In Edie’s time there were several tiny jewelry shops on St. Mark’s Place, Eighth St. between Second and Third Avenues, the area which was later to become the epicenter of the mid-1960s hippie scene. These stores sold mostly inexpensive imported goods from India, as well as handcrafted base metal jewelry manipulated by the proprietor or any number of local Greenwich Village craftspeople.
“Starting in the Beat days,” Hansen remembers, “Izzie made the dangling earrings and over-sized hoops favored by Beat women. As the ‘60s rolled around, he crafted these into the more complex chandelier earrings that Edie is known for. I don’t know specifically if she got her butterfly earrings from him, but I do recognize some of the jewelry you see in her photos from his shop.”
Edie Sedgwick can be solidly linked to St. Mark’s Place in 1966, when Andy Warhol opened “The Exploding Plastic Inevitable” above The Dom, installing as a house band Lou Reed and the Velvet Underground. The Dom, which later became the hippie disco The Electric Circus, would have been directly across Eighth Street from Izzy’s.
St. Mark’s Place still has nearly a dozen small jewelry outlets, but Izzie is long gone. “That,” Sasco concludes, “is about as close as I think we’ll get to where Edie got her butterfly earrings: likely originally of Indian manufacture, possibly further manipulated or enhanced by Eighth Street Izzie – or somebody like him, maybe even Edie herself. I guess we’ll never know for sure.”
The study he undertook to create the line of Edie-look jewelry for “Factory Girl” only increased Sasco’s fascination with and devotion to Edie’s memory. Edie died young in 1971, an “undetermined/ accident/ suicide” according to the coroner, but her unique and idiosyncratic style lives on. Fashion models are often called “Edie look,” and wear “Edie pink.” On what would have been her 72nd birthday, HARPER’S ran an article entitled “Get the Look: Birthday Girl, Edie Sedgwick’s Chandeliers,” a celebration of her earrings; “Alexa Chung Has This Whole Edie Sedgwick Style Thing Down” ran a VOGUE headline only last year; trend book THE RED LIST called Edie a major “muse”; and at this moment there are numerous online tutorials on recreating Edie’s makeup.

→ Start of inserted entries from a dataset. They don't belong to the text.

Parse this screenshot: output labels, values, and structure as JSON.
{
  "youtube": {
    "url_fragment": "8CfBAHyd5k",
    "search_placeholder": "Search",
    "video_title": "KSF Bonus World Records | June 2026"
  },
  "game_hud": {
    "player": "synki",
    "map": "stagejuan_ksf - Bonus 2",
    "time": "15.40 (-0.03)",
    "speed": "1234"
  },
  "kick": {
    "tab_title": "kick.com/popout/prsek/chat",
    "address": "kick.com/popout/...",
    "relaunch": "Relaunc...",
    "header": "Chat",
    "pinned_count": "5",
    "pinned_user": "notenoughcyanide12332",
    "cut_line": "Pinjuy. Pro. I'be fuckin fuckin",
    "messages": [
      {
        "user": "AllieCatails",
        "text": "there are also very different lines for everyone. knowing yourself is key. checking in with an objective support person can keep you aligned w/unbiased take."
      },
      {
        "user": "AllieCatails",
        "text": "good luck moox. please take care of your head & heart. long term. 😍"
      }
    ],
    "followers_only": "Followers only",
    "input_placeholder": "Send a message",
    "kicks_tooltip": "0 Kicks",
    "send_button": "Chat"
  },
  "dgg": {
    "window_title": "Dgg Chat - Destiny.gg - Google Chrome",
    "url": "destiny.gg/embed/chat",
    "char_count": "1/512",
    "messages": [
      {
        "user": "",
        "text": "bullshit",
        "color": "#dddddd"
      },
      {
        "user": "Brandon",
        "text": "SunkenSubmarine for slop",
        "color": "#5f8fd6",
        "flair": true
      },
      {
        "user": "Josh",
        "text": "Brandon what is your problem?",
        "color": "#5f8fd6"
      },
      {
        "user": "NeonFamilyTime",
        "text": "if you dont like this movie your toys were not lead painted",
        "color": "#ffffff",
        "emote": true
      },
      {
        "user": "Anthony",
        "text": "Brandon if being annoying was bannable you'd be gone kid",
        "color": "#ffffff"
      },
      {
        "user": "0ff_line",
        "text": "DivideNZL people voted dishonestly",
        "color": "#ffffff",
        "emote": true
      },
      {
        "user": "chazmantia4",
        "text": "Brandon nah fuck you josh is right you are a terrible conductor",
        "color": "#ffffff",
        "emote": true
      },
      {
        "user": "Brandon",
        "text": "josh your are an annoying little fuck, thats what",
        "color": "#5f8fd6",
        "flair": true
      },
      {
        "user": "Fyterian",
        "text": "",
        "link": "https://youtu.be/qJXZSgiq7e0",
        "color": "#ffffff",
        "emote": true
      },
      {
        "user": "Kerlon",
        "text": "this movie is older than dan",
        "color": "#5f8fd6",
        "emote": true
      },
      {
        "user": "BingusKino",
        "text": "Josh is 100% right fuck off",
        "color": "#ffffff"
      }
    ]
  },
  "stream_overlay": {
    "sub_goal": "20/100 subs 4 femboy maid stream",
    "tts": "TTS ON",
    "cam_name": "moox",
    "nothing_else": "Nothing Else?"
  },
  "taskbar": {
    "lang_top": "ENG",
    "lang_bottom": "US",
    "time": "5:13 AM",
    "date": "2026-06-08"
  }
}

Edie lives on in Sasco’s jewelry as well. “The butterfly earrings are the perfect symbol for her,” he says, “She herself was bright, brilliantly colourful but so sadly short-lived. I’m happy to be able in a modest way to bring a little of her dazzle and quicksilver personality back to life. Edie was pure style,” he concludes. And, as Edie herself would have said, “Style is everything!”